Task prompt: In the records below, find the lines that include "name" and copy each.

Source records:
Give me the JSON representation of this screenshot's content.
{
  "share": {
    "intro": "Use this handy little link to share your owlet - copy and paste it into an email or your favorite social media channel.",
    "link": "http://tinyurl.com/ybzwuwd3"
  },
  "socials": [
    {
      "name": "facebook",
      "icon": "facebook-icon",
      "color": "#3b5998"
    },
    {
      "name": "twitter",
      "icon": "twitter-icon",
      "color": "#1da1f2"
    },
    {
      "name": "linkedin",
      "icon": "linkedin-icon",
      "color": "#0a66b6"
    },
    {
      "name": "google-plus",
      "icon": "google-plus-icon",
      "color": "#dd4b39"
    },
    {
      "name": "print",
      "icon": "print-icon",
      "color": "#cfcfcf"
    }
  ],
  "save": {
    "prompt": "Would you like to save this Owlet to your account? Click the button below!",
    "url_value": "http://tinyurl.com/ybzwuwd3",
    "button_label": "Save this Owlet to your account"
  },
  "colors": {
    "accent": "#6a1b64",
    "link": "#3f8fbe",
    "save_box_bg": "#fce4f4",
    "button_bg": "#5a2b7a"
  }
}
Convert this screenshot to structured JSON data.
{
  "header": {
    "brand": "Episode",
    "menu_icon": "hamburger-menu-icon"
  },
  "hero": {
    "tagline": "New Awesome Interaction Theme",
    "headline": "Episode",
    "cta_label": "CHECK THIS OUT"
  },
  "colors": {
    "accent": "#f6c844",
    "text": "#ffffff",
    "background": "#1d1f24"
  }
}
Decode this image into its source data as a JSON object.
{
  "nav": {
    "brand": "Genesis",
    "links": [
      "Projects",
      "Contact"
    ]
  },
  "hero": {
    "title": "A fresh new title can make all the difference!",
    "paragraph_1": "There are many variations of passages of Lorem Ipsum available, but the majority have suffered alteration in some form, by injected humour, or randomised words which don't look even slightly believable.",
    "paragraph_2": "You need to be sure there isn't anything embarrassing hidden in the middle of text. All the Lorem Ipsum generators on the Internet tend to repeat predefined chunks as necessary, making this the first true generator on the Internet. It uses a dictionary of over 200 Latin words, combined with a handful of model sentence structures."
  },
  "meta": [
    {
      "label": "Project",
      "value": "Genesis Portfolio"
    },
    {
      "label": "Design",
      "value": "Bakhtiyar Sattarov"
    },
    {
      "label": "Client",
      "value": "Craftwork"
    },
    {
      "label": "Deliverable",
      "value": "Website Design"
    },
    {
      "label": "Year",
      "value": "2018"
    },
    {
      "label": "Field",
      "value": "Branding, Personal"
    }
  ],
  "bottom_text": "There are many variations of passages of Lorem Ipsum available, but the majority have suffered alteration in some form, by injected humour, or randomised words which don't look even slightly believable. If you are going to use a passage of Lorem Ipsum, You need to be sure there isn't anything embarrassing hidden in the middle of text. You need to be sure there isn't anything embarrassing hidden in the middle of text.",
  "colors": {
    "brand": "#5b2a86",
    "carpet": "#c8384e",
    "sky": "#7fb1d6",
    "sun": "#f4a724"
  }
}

Solution below:
      "name": "facebook",
      "name": "twitter",
      "name": "linkedin",
      "name": "google-plus",
      "name": "print",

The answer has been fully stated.